> Problem to solve:
Your job is to copy every record exactly.

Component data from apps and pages
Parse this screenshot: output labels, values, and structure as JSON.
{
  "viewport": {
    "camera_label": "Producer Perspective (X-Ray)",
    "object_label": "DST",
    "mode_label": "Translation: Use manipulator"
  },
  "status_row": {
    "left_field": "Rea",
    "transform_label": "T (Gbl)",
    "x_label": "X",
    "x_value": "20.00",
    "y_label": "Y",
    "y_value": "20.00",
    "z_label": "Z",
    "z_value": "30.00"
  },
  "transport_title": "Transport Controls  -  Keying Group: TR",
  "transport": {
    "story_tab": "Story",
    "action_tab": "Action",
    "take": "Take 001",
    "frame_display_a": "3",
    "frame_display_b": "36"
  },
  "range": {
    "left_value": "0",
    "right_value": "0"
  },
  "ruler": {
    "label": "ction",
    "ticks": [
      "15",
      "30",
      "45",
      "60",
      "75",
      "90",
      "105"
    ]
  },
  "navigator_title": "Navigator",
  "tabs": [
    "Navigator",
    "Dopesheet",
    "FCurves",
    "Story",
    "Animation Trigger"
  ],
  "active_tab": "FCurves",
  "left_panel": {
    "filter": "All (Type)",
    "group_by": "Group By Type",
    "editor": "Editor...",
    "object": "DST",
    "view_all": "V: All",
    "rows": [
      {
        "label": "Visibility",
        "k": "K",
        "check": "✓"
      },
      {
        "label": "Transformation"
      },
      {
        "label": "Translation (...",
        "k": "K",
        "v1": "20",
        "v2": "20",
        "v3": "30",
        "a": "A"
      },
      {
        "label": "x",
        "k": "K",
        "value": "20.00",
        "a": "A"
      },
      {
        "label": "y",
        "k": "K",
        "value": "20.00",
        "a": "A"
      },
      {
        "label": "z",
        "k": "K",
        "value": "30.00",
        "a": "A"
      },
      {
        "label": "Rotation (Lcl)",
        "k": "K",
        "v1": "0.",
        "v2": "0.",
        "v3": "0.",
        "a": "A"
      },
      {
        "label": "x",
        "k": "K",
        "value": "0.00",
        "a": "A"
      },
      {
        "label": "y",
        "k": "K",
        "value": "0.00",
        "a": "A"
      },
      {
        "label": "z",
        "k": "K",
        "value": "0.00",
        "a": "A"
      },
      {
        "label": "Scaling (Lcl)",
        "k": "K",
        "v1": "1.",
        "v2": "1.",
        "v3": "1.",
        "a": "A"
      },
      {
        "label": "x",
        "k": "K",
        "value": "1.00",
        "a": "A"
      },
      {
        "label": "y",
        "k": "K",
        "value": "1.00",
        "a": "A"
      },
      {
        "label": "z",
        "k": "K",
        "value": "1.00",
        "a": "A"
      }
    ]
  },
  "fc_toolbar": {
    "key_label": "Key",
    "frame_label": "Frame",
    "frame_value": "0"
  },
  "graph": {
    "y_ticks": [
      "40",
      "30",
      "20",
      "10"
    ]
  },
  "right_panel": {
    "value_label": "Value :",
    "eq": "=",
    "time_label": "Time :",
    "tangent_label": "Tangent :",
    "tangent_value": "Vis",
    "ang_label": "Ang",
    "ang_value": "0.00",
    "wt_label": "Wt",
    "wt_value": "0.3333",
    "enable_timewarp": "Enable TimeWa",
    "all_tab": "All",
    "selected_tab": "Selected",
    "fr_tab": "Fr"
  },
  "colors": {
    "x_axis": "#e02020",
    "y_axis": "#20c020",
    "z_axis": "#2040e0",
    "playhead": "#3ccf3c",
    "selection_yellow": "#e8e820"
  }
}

> Solution to this problem:
Parse this screenshot: output labels, values, and structure as JSON.
{
  "viewport": {
    "camera_label": "Producer Perspective (X-Ray)",
    "object_label": "DST",
    "mode_label": "Translation: Use manipulator"
  },
  "status_row": {
    "left_field": "Rea",
    "transform_label": "T (Gbl)",
    "x_label": "X",
    "x_value": "20.00",
    "y_label": "Y",
    "y_value": "20.00",
    "z_label": "Z",
    "z_value": "30.00"
  },
  "transport_title": "Transport Controls  -  Keying Group: TR",
  "transport": {
    "story_tab": "Story",
    "action_tab": "Action",
    "take": "Take 001",
    "frame_display_a": "3",
    "frame_display_b": "36"
  },
  "range": {
    "left_value": "0",
    "right_value": "0"
  },
  "ruler": {
    "label": "ction",
    "ticks": [
      "15",
      "30",
      "45",
      "60",
      "75",
      "90",
      "105"
    ]
  },
  "navigator_title": "Navigator",
  "tabs": [
    "Navigator",
    "Dopesheet",
    "FCurves",
    "Story",
    "Animation Trigger"
  ],
  "active_tab": "FCurves",
  "left_panel": {
    "filter": "All (Type)",
    "group_by": "Group By Type",
    "editor": "Editor...",
    "object": "DST",
    "view_all": "V: All",
    "rows": [
      {
        "label": "Visibility",
        "k": "K",
        "check": "✓"
      },
      {
        "label": "Transformation"
      },
      {
        "label": "Translation (...",
        "k": "K",
        "v1": "20",
        "v2": "20",
        "v3": "30",
        "a": "A"
      },
      {
        "label": "x",
        "k": "K",
        "value": "20.00",
        "a": "A"
      },
      {
        "label": "y",
        "k": "K",
        "value": "20.00",
        "a": "A"
      },
      {
        "label": "z",
        "k": "K",
        "value": "30.00",
        "a": "A"
      },
      {
        "label": "Rotation (Lcl)",
        "k": "K",
        "v1": "0.",
        "v2": "0.",
        "v3": "0.",
        "a": "A"
      },
      {
        "label": "x",
        "k": "K",
        "value": "0.00",
        "a": "A"
      },
      {
        "label": "y",
        "k": "K",
        "value": "0.00",
        "a": "A"
      },
      {
        "label": "z",
        "k": "K",
        "value": "0.00",
        "a": "A"
      },
      {
        "label": "Scaling (Lcl)",
        "k": "K",
        "v1": "1.",
        "v2": "1.",
        "v3": "1.",
        "a": "A"
      },
      {
        "label": "x",
        "k": "K",
        "value": "1.00",
        "a": "A"
      },
      {
        "label": "y",
        "k": "K",
        "value": "1.00",
        "a": "A"
      },
      {
        "label": "z",
        "k": "K",
        "value": "1.00",
        "a": "A"
      }
    ]
  },
  "fc_toolbar": {
    "key_label": "Key",
    "frame_label": "Frame",
    "frame_value": "0"
  },
  "graph": {
    "y_ticks": [
      "40",
      "30",
      "20",
      "10"
    ]
  },
  "right_panel": {
    "value_label": "Value :",
    "eq": "=",
    "time_label": "Time :",
    "tangent_label": "Tangent :",
    "tangent_value": "Vis",
    "ang_label": "Ang",
    "ang_value": "0.00",
    "wt_label": "Wt",
    "wt_value": "0.3333",
    "enable_timewarp": "Enable TimeWa",
    "all_tab": "All",
    "selected_tab": "Selected",
    "fr_tab": "Fr"
  },
  "colors": {
    "x_axis": "#e02020",
    "y_axis": "#20c020",
    "z_axis": "#2040e0",
    "playhead": "#3ccf3c",
    "selection_yellow": "#e8e820"
  }
}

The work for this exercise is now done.